> **WORK INSTRUCTIONS**
After going through the data, give the number of lines that contain the word "Ірина" as your sole answer.

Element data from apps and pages
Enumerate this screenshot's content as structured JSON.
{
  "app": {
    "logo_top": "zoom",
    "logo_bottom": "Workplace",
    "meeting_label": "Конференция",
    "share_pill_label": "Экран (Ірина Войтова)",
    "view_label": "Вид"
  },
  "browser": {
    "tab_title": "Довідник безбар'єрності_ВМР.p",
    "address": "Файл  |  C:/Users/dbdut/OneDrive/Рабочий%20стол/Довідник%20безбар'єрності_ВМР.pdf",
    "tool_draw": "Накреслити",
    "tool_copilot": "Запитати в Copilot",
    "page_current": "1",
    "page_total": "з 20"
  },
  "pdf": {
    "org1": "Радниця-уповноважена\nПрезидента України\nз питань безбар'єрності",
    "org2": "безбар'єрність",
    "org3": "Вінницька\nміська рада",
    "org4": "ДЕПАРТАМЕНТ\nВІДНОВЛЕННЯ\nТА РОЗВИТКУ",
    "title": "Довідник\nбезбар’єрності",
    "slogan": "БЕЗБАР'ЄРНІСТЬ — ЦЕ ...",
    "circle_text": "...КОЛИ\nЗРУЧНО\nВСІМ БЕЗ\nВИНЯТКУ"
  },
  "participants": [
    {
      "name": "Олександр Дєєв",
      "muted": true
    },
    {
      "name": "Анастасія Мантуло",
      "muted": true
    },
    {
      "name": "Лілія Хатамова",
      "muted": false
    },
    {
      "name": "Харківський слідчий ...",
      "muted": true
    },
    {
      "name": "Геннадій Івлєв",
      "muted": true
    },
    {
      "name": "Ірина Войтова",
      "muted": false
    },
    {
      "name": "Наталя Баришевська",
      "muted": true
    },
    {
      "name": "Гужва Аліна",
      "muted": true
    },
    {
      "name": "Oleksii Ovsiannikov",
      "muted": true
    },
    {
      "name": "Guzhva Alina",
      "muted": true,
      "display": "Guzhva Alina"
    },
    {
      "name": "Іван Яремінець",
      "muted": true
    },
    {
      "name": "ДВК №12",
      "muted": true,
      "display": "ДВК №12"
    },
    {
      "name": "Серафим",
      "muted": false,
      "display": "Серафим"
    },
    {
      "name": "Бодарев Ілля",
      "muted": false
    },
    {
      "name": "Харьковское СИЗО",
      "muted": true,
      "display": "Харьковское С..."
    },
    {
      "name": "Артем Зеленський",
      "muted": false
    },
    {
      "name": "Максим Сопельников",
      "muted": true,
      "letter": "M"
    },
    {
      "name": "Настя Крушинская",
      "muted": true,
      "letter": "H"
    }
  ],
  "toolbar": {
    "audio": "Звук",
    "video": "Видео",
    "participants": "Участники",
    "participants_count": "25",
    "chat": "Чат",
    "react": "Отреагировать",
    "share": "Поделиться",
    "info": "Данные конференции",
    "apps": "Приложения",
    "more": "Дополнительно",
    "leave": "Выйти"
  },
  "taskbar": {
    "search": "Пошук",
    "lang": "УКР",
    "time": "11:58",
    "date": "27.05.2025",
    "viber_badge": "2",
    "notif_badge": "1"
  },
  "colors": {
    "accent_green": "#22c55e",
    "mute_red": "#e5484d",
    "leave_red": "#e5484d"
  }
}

> **REPLY TO THE EXERCISE**
2